__SOURCE DATA__:
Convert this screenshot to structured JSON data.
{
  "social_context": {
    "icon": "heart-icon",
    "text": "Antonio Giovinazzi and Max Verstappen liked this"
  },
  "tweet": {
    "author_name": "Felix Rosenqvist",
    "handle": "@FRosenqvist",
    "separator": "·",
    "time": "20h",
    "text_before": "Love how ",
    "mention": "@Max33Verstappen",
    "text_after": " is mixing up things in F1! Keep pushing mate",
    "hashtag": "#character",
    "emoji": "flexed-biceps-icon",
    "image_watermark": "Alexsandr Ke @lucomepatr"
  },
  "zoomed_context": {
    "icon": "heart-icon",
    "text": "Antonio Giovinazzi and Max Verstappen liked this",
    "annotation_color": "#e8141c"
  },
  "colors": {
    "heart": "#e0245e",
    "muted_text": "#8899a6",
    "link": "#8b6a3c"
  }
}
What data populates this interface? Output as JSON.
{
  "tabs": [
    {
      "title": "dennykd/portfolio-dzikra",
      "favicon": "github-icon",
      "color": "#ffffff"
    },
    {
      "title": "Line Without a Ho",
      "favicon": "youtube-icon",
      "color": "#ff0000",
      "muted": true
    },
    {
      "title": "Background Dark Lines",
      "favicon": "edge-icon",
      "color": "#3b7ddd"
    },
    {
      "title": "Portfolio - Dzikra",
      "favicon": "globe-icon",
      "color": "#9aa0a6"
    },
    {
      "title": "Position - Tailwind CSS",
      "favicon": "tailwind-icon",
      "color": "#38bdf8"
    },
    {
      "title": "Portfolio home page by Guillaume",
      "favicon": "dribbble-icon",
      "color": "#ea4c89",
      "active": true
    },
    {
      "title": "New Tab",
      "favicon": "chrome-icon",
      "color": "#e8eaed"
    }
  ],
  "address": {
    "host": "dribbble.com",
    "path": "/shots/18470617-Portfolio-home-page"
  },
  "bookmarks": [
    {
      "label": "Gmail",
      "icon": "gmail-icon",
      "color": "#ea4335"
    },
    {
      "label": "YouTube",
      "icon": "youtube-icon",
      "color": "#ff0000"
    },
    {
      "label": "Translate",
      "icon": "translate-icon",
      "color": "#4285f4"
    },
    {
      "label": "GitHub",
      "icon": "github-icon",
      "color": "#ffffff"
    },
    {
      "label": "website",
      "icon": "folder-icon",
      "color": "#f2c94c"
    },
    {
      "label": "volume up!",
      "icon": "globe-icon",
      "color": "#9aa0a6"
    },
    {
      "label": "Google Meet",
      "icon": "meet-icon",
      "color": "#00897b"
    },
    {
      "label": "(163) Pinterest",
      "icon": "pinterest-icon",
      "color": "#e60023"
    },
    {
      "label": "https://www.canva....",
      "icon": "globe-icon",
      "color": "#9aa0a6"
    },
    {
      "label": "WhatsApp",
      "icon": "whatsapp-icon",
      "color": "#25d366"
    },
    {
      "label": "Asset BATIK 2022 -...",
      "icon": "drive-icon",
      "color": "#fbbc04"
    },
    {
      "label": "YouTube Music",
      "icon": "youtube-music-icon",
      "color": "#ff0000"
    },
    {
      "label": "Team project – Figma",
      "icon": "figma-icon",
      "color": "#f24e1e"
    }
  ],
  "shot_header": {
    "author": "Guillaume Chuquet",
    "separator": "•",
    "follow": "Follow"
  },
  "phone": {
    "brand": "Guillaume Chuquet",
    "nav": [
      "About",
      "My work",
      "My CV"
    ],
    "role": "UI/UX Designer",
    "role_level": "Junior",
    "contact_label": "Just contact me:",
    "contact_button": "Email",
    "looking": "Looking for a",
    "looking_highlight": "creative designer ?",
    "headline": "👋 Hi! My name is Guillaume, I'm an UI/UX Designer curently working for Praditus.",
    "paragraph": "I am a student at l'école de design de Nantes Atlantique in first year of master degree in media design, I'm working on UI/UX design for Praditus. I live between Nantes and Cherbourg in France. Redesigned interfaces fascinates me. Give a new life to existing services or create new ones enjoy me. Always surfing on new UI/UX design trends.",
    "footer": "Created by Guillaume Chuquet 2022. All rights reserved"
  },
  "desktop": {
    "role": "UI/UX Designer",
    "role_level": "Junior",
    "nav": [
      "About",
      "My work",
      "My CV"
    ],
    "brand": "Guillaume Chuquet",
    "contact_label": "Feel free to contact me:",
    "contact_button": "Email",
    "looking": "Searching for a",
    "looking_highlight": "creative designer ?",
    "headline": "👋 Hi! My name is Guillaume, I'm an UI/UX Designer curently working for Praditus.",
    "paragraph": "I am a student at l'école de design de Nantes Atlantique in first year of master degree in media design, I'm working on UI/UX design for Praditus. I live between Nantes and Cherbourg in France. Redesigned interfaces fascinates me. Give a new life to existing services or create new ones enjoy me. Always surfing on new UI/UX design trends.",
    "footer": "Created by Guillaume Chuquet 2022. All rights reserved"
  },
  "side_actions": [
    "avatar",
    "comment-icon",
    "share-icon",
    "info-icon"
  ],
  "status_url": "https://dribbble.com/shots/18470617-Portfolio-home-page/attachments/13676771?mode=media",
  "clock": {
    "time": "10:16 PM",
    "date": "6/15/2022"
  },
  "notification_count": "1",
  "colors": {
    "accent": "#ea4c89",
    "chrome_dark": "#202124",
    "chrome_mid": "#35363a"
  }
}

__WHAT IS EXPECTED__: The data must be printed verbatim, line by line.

__YOUR SOLUTION__:
Convert this screenshot to structured JSON data.
{
  "social_context": {
    "icon": "heart-icon",
    "text": "Antonio Giovinazzi and Max Verstappen liked this"
  },
  "tweet": {
    "author_name": "Felix Rosenqvist",
    "handle": "@FRosenqvist",
    "separator": "·",
    "time": "20h",
    "text_before": "Love how ",
    "mention": "@Max33Verstappen",
    "text_after": " is mixing up things in F1! Keep pushing mate",
    "hashtag": "#character",
    "emoji": "flexed-biceps-icon",
    "image_watermark": "Alexsandr Ke @lucomepatr"
  },
  "zoomed_context": {
    "icon": "heart-icon",
    "text": "Antonio Giovinazzi and Max Verstappen liked this",
    "annotation_color": "#e8141c"
  },
  "colors": {
    "heart": "#e0245e",
    "muted_text": "#8899a6",
    "link": "#8b6a3c"
  }
}
What data populates this interface? Output as JSON.
{
  "tabs": [
    {
      "title": "dennykd/portfolio-dzikra",
      "favicon": "github-icon",
      "color": "#ffffff"
    },
    {
      "title": "Line Without a Ho",
      "favicon": "youtube-icon",
      "color": "#ff0000",
      "muted": true
    },
    {
      "title": "Background Dark Lines",
      "favicon": "edge-icon",
      "color": "#3b7ddd"
    },
    {
      "title": "Portfolio - Dzikra",
      "favicon": "globe-icon",
      "color": "#9aa0a6"
    },
    {
      "title": "Position - Tailwind CSS",
      "favicon": "tailwind-icon",
      "color": "#38bdf8"
    },
    {
      "title": "Portfolio home page by Guillaume",
      "favicon": "dribbble-icon",
      "color": "#ea4c89",
      "active": true
    },
    {
      "title": "New Tab",
      "favicon": "chrome-icon",
      "color": "#e8eaed"
    }
  ],
  "address": {
    "host": "dribbble.com",
    "path": "/shots/18470617-Portfolio-home-page"
  },
  "bookmarks": [
    {
      "label": "Gmail",
      "icon": "gmail-icon",
      "color": "#ea4335"
    },
    {
      "label": "YouTube",
      "icon": "youtube-icon",
      "color": "#ff0000"
    },
    {
      "label": "Translate",
      "icon": "translate-icon",
      "color": "#4285f4"
    },
    {
      "label": "GitHub",
      "icon": "github-icon",
      "color": "#ffffff"
    },
    {
      "label": "website",
      "icon": "folder-icon",
      "color": "#f2c94c"
    },
    {
      "label": "volume up!",
      "icon": "globe-icon",
      "color": "#9aa0a6"
    },
    {
      "label": "Google Meet",
      "icon": "meet-icon",
      "color": "#00897b"
    },
    {
      "label": "(163) Pinterest",
      "icon": "pinterest-icon",
      "color": "#e60023"
    },
    {
      "label": "https://www.canva....",
      "icon": "globe-icon",
      "color": "#9aa0a6"
    },
    {
      "label": "WhatsApp",
      "icon": "whatsapp-icon",
      "color": "#25d366"
    },
    {
      "label": "Asset BATIK 2022 -...",
      "icon": "drive-icon",
      "color": "#fbbc04"
    },
    {
      "label": "YouTube Music",
      "icon": "youtube-music-icon",
      "color": "#ff0000"
    },
    {
      "label": "Team project – Figma",
      "icon": "figma-icon",
      "color": "#f24e1e"
    }
  ],
  "shot_header": {
    "author": "Guillaume Chuquet",
    "separator": "•",
    "follow": "Follow"
  },
  "phone": {
    "brand": "Guillaume Chuquet",
    "nav": [
      "About",
      "My work",
      "My CV"
    ],
    "role": "UI/UX Designer",
    "role_level": "Junior",
    "contact_label": "Just contact me:",
    "contact_button": "Email",
    "looking": "Looking for a",
    "looking_highlight": "creative designer ?",
    "headline": "👋 Hi! My name is Guillaume, I'm an UI/UX Designer curently working for Praditus.",
    "paragraph": "I am a student at l'école de design de Nantes Atlantique in first year of master degree in media design, I'm working on UI/UX design for Praditus. I live between Nantes and Cherbourg in France. Redesigned interfaces fascinates me. Give a new life to existing services or create new ones enjoy me. Always surfing on new UI/UX design trends.",
    "footer": "Created by Guillaume Chuquet 2022. All rights reserved"
  },
  "desktop": {
    "role": "UI/UX Designer",
    "role_level": "Junior",
    "nav": [
      "About",
      "My work",
      "My CV"
    ],
    "brand": "Guillaume Chuquet",
    "contact_label": "Feel free to contact me:",
    "contact_button": "Email",
    "looking": "Searching for a",
    "looking_highlight": "creative designer ?",
    "headline": "👋 Hi! My name is Guillaume, I'm an UI/UX Designer curently working for Praditus.",
    "paragraph": "I am a student at l'école de design de Nantes Atlantique in first year of master degree in media design, I'm working on UI/UX design for Praditus. I live between Nantes and Cherbourg in France. Redesigned interfaces fascinates me. Give a new life to existing services or create new ones enjoy me. Always surfing on new UI/UX design trends.",
    "footer": "Created by Guillaume Chuquet 2022. All rights reserved"
  },
  "side_actions": [
    "avatar",
    "comment-icon",
    "share-icon",
    "info-icon"
  ],
  "status_url": "https://dribbble.com/shots/18470617-Portfolio-home-page/attachments/13676771?mode=media",
  "clock": {
    "time": "10:16 PM",
    "date": "6/15/2022"
  },
  "notification_count": "1",
  "colors": {
    "accent": "#ea4c89",
    "chrome_dark": "#202124",
    "chrome_mid": "#35363a"
  }
}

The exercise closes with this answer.